Aim of the task
Where does the word "this" occur in the data below? Copy each line that holds it.

Dataset rows for apps and sites
□ □ □ □ □ □ □

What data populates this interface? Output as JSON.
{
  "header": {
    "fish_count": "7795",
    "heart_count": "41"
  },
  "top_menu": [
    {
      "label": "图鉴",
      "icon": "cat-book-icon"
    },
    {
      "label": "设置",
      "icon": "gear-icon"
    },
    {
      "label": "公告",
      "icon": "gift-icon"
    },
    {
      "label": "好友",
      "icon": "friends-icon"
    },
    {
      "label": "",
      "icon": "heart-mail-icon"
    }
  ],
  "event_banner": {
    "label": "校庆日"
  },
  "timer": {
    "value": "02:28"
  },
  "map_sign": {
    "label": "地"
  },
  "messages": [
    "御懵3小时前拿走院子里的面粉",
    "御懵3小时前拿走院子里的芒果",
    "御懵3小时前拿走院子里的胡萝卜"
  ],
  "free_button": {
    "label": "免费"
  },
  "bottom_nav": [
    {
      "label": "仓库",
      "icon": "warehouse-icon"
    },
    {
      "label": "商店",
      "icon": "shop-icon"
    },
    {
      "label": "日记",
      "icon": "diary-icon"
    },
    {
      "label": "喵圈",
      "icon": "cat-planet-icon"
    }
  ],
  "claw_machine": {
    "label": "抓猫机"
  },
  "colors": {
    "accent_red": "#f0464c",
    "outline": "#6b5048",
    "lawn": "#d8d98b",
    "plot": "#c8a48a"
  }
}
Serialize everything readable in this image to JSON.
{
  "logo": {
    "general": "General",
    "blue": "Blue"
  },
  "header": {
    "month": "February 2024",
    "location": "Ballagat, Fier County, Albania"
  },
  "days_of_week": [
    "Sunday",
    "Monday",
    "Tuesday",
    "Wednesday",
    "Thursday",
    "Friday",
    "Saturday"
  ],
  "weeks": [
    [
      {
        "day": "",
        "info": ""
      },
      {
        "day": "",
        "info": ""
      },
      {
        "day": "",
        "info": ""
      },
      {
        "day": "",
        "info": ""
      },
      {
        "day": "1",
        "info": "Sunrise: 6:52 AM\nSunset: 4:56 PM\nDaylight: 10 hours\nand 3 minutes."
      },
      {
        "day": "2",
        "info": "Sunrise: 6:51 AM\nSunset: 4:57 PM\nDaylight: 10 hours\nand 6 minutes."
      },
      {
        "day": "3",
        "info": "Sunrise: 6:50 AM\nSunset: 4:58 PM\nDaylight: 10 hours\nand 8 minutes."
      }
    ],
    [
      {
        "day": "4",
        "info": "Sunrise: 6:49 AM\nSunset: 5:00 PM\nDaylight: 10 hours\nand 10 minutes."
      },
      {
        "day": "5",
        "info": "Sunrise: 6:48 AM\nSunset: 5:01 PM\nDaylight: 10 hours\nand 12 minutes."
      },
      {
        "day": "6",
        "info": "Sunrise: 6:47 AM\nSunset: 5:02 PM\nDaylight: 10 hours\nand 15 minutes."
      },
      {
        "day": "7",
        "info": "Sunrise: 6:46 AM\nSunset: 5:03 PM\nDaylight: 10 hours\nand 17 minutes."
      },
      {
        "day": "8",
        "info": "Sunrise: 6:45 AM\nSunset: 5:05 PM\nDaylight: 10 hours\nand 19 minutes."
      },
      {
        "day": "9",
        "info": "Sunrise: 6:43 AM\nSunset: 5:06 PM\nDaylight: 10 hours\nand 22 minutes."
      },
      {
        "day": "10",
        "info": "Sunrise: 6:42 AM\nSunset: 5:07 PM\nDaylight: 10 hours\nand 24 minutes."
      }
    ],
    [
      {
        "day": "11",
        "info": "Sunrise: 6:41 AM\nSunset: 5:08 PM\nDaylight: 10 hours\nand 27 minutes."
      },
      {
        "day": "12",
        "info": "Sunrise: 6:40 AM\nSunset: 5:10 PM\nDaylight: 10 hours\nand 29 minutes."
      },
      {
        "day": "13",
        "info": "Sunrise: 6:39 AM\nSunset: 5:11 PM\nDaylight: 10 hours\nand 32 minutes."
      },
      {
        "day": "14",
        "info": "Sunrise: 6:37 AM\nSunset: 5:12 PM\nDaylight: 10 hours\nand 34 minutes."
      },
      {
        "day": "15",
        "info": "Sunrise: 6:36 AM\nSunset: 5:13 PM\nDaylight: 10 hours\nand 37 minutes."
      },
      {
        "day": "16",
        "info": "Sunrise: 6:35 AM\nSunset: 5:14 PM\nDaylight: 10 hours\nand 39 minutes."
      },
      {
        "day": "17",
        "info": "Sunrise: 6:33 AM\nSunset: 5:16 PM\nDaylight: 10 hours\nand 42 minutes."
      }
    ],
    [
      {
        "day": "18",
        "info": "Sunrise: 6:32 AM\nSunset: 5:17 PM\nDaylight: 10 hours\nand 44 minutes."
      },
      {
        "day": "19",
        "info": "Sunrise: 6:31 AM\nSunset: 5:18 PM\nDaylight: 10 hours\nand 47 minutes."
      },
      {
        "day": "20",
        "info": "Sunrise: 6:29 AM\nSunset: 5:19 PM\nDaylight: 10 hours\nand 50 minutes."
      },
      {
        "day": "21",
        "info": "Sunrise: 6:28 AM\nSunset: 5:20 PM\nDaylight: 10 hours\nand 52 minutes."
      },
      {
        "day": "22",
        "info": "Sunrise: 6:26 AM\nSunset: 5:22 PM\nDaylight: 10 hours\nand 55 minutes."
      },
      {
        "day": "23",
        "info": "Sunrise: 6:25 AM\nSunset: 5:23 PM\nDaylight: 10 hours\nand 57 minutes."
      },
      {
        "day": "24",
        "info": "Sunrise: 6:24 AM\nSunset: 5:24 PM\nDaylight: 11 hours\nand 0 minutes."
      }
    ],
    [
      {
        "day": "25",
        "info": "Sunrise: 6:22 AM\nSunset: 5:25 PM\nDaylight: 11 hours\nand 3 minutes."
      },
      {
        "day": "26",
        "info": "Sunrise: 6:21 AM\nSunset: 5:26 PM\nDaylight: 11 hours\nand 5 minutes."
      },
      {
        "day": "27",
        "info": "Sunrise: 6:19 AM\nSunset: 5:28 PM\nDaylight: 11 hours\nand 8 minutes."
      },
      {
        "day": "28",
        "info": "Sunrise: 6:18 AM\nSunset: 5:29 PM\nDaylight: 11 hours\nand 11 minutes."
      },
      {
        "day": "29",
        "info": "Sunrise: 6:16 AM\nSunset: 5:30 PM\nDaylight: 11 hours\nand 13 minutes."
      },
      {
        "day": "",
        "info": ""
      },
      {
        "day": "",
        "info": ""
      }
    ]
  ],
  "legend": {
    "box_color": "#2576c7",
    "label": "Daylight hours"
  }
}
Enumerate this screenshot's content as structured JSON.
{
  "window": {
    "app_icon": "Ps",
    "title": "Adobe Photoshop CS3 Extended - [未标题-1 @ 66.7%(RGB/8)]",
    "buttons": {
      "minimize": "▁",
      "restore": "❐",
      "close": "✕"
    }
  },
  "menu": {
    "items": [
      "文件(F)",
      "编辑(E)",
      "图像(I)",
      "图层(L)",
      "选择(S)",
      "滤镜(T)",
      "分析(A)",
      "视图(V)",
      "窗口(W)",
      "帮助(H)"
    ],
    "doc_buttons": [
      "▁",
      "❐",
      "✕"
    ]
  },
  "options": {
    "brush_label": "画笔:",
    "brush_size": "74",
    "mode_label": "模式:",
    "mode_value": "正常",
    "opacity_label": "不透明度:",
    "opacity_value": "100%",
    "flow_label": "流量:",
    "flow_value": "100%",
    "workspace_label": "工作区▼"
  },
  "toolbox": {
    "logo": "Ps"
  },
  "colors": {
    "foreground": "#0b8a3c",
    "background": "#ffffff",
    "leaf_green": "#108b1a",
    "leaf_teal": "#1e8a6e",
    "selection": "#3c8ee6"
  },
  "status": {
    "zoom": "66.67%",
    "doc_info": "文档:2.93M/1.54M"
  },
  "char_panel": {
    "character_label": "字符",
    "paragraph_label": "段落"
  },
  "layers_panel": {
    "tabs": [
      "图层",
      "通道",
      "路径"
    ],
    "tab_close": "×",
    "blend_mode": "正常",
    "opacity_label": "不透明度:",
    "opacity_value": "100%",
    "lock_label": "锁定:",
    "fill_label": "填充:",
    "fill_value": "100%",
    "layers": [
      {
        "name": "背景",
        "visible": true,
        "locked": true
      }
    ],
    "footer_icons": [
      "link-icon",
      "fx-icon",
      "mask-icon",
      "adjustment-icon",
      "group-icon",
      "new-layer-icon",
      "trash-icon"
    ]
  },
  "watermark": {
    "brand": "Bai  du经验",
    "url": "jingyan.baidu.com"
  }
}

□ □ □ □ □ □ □

Solution
What data populates this interface? Output as JSON.
Serialize everything readable in this image to JSON.
Enumerate this screenshot's content as structured JSON.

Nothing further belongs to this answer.